Should you Put your Rent up?
Rental income is important for a landlord, but it is also important for a tenant. As a landlord, you need to consider the whole picture before deciding if it would be the best move to put your rent up.
You need to be an expert in the local area when you own property. Keep abreast of all developments – know the standard of properties in your area, how much they are selling for and how much they are renting for. If you can, speak to other landlords so you can get to know the general climate.
If you feel that your rent is below the average for the area, then you may well consider putting up the monthly rental price. Before you do so, think about your tenants. If you are looking for new tenants, then try putting prices up to see if your property goes. If you have existing tenants, consider them as well – if they are good tenants, it may be worth putting your prices up less to keep them.
Getting Quotes for Property Repairs
If you need to get repairs on a property that you own or manage, it is usually advisable to collect together a few different quotes so that you can see what is the going rate. This will give you an understanding of the market, and what you can expect to get for your money. If you are a property management agency, you might not have the time, however, if you are a property management company that manages blocks, it might actually be in your contract that you should collect different quotes so that the work you are providing on behalf of residents is value for money.
You should have a list of trusted traders, who you use on a regular basis. Once you have someone you trust, add them to the list – productive working relationships like this are beneficial to everyone involved. If you need anything urgently or at the last minute, these people will be more likely to be able to help and respond quickly.
How to Choose a Buy to Let Property
A buy to let property is a great investment for lots of people. If you can afford to buy a flat or a house to rent, you will want to make sure you can make the most income from it you possibly can. Here are some things to think about when choosing your property:
- Capacity. If you buy a house of multiple occupancies, such as a student house, you can make more money from it.
- Type of property. Flats will usually be sold on a leasehold basis, so you won’t be the freeholder. Make sure you understand the terms of the lease fully.
- Service charges. If you buy a flat, there will be service charges that you pay to the management company. These will cover the maintenance of the building.
- Fire safety. Make sure you choose a building that is well looked after so you won’t have to put in too many fire alarms or fire doors.
How to Make Sure your Tenants are Happy
As a landlord, finding good tenants is the most important thing you can do. If you find tenants who pay their rent on time, do not quibble about the bills and look after your property with respect, you need to try your best to hold on to these tenants. Make sure they are happy to avoid them choosing to move elsewhere.

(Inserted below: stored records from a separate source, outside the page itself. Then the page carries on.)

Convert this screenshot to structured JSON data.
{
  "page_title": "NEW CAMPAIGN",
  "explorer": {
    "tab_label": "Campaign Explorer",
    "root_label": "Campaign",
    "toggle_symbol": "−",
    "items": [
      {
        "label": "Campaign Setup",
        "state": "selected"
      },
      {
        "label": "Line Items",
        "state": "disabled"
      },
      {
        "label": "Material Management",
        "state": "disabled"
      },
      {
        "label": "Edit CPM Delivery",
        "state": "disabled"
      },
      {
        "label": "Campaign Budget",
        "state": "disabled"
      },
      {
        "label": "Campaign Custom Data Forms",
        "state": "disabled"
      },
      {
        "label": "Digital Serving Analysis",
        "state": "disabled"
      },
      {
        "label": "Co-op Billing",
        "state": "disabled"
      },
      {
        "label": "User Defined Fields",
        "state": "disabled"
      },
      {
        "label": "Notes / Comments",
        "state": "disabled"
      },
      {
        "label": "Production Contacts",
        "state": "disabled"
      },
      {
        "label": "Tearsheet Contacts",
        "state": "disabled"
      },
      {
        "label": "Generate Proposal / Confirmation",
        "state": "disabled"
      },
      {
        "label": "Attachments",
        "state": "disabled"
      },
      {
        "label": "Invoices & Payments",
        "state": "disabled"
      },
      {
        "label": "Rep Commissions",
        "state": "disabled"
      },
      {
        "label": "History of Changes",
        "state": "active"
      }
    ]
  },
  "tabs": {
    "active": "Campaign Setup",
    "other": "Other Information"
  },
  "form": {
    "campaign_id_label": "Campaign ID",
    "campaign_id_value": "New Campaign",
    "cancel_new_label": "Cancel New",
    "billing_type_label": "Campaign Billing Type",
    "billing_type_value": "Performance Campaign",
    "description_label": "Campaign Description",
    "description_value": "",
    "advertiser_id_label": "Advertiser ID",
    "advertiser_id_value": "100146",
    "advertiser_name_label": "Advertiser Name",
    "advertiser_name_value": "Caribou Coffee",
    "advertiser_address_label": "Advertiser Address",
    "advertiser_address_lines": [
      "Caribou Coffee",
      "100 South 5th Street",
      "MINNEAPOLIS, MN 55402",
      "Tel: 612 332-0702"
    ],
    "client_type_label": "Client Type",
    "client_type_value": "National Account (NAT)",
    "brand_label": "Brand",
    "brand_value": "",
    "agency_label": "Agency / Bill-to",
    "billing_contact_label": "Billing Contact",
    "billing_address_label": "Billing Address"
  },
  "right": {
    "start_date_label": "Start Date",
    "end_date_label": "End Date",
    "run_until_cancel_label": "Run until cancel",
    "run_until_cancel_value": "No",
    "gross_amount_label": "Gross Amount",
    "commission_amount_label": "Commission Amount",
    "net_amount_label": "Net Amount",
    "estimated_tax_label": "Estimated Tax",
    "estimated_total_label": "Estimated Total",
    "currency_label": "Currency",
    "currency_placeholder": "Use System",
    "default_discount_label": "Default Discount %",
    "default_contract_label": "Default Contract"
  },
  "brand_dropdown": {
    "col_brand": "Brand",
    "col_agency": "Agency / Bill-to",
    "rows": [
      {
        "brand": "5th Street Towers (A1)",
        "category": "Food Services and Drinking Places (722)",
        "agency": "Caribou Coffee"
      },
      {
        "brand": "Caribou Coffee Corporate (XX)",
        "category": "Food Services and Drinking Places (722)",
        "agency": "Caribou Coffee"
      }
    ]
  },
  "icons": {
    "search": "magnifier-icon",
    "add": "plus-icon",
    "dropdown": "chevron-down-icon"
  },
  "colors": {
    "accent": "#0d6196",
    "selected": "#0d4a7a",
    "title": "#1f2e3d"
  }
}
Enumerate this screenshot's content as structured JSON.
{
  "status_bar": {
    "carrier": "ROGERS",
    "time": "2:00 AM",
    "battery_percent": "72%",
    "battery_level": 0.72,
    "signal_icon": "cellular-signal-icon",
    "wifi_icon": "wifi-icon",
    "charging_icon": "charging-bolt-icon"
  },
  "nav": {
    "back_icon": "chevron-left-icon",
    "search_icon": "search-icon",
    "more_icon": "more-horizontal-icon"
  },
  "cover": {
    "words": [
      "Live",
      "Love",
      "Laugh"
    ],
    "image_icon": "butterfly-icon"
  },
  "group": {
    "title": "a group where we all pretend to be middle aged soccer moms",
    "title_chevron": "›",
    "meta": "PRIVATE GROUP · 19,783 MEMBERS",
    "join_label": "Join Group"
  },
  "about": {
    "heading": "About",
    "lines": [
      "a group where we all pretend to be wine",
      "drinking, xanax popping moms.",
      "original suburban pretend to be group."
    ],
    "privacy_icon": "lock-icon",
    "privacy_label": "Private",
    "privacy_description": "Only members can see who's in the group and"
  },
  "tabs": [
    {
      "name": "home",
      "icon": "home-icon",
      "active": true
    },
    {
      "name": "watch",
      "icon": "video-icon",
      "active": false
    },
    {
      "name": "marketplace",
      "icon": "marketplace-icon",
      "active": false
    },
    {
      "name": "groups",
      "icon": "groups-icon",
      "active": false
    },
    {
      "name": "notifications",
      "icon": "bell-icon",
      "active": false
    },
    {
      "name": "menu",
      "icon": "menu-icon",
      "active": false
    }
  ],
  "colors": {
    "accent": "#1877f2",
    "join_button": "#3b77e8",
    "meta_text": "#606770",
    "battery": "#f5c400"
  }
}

The main thing to do is to ensure the property is in really good condition. Make sure everything is in good working order and has been properly maintained. If the tenants report any maintenance issues to you, get them dealt with as quickly as possible. This is especially important if it is something like a broken boiler or a leak, as it could endanger the tenants and cause further damage to the property.
Carry out regular inspections and try to talk to the tenants. This will allow you to fix any issues and to find out how you can keep your tenants happy.
What are Building Service Charges?
Service charges are usually paid by the leaseholder of a flat. They are payments that are made to the freeholder, or the person who owns the building. This money could go directly to the freeholder, or it may go to the property agent that is used by the freeholder. If the building has a residents’ association who also own the land and building, service charges will go to them.
The service charges paid by flat owners (or indeed house owners, if the plot of land is leasehold) are used to maintain the building and carry out any repairs. These could include window cleaning, gardening, cleaning of corridors, maintenance of building entry systems etc. It will also include the day to day running costs of the building, such as central heating.
Service charges will usually be enough to cover repairs and maintenance, though sometimes a bigger job like a roof replacement may cost more.